Start of Block

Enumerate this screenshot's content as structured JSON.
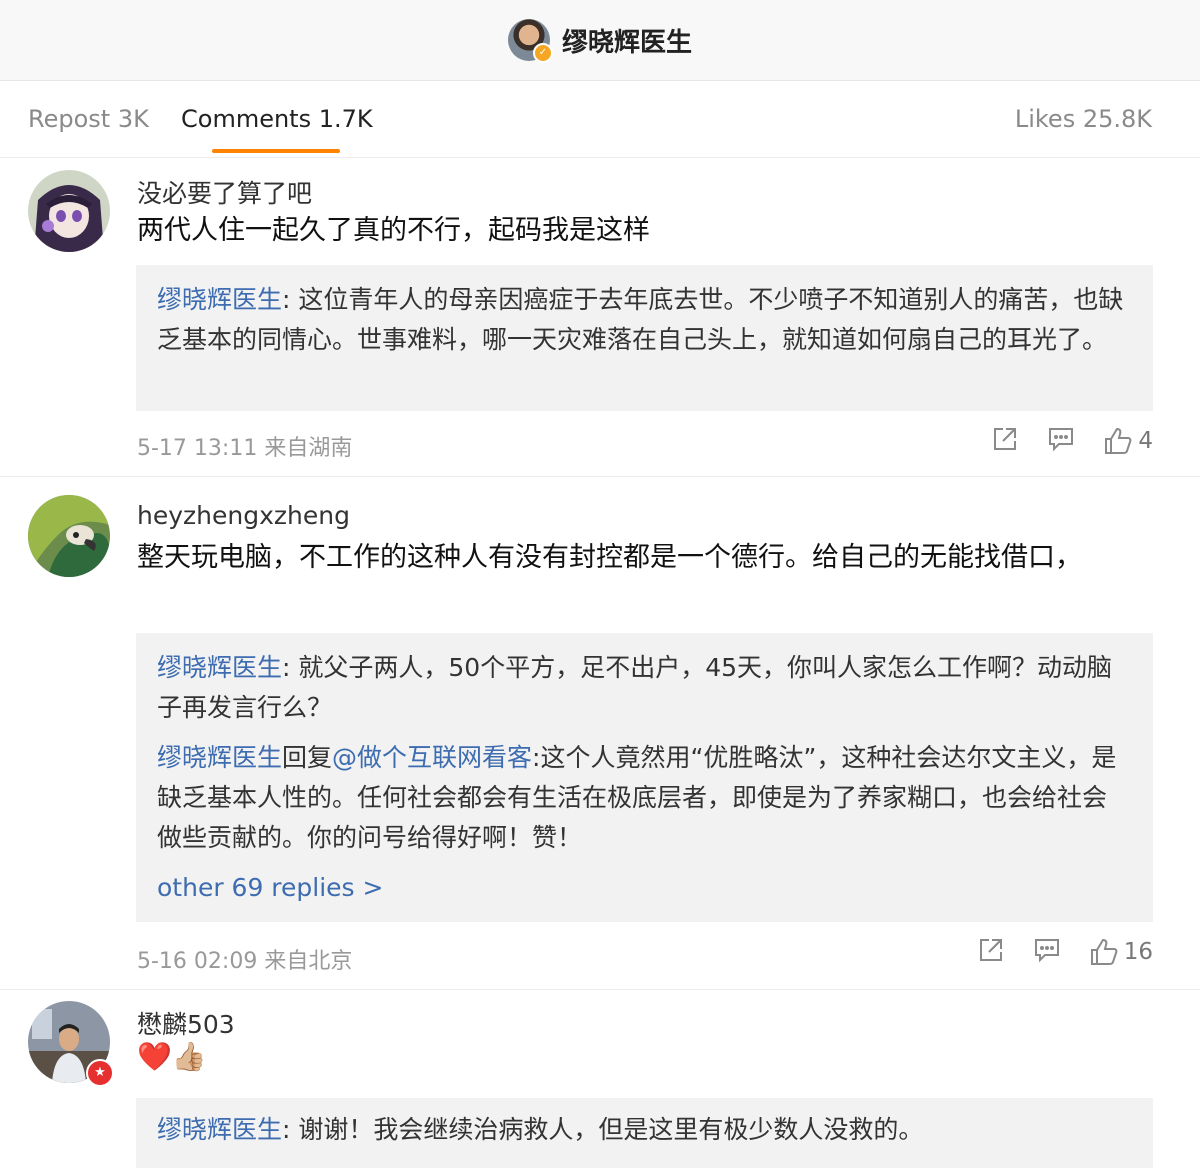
{
  "header": {
    "title": "缪晓辉医生",
    "avatar_icon": "user-avatar",
    "badge_icon": "verified-badge-icon"
  },
  "tabs": {
    "repost": "Repost 3K",
    "comments": "Comments 1.7K",
    "likes": "Likes 25.8K",
    "accent_color": "#ff8200"
  },
  "comments": [
    {
      "username": "没必要了算了吧",
      "text": "两代人住一起久了真的不行，起码我是这样",
      "replies": [
        {
          "name": "缪晓辉医生",
          "sep": ": ",
          "text": "这位青年人的母亲因癌症于去年底去世。不少喷子不知道别人的痛苦，也缺乏基本的同情心。世事难料，哪一天灾难落在自己头上，就知道如何扇自己的耳光了。"
        }
      ],
      "meta": "5-17 13:11 来自湖南",
      "likes": "4"
    },
    {
      "username": "heyzhengxzheng",
      "text": "整天玩电脑，不工作的这种人有没有封控都是一个德行。给自己的无能找借口，",
      "replies": [
        {
          "name": "缪晓辉医生",
          "sep": ": ",
          "text": "就父子两人，50个平方，足不出户，45天，你叫人家怎么工作啊？动动脑子再发言行么？"
        },
        {
          "name": "缪晓辉医生",
          "reply_word": "回复",
          "mention": "@做个互联网看客",
          "sep": ":",
          "text": "这个人竟然用“优胜略汰”，这种社会达尔文主义，是缺乏基本人性的。任何社会都会有生活在极底层者，即使是为了养家糊口，也会给社会做些贡献的。你的问号给得好啊！赞！"
        }
      ],
      "more_replies": "other 69 replies >",
      "meta": "5-16 02:09 来自北京",
      "likes": "16"
    },
    {
      "username": "懋麟503",
      "emoji": "❤️👍🏼",
      "replies": [
        {
          "name": "缪晓辉医生",
          "sep": ": ",
          "text": "谢谢！我会继续治病救人，但是这里有极少数人没救的。"
        }
      ]
    }
  ]
}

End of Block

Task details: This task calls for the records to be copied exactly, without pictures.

Finished exercise:
Enumerate this screenshot's content as structured JSON.
{
  "header": {
    "title": "缪晓辉医生",
    "avatar_icon": "user-avatar",
    "badge_icon": "verified-badge-icon"
  },
  "tabs": {
    "repost": "Repost 3K",
    "comments": "Comments 1.7K",
    "likes": "Likes 25.8K",
    "accent_color": "#ff8200"
  },
  "comments": [
    {
      "username": "没必要了算了吧",
      "text": "两代人住一起久了真的不行，起码我是这样",
      "replies": [
        {
          "name": "缪晓辉医生",
          "sep": ": ",
          "text": "这位青年人的母亲因癌症于去年底去世。不少喷子不知道别人的痛苦，也缺乏基本的同情心。世事难料，哪一天灾难落在自己头上，就知道如何扇自己的耳光了。"
        }
      ],
      "meta": "5-17 13:11 来自湖南",
      "likes": "4"
    },
    {
      "username": "heyzhengxzheng",
      "text": "整天玩电脑，不工作的这种人有没有封控都是一个德行。给自己的无能找借口，",
      "replies": [
        {
          "name": "缪晓辉医生",
          "sep": ": ",
          "text": "就父子两人，50个平方，足不出户，45天，你叫人家怎么工作啊？动动脑子再发言行么？"
        },
        {
          "name": "缪晓辉医生",
          "reply_word": "回复",
          "mention": "@做个互联网看客",
          "sep": ":",
          "text": "这个人竟然用“优胜略汰”，这种社会达尔文主义，是缺乏基本人性的。任何社会都会有生活在极底层者，即使是为了养家糊口，也会给社会做些贡献的。你的问号给得好啊！赞！"
        }
      ],
      "more_replies": "other 69 replies >",
      "meta": "5-16 02:09 来自北京",
      "likes": "16"
    },
    {
      "username": "懋麟503",
      "emoji": "❤️👍🏼",
      "replies": [
        {
          "name": "缪晓辉医生",
          "sep": ": ",
          "text": "谢谢！我会继续治病救人，但是这里有极少数人没救的。"
        }
      ]
    }
  ]
}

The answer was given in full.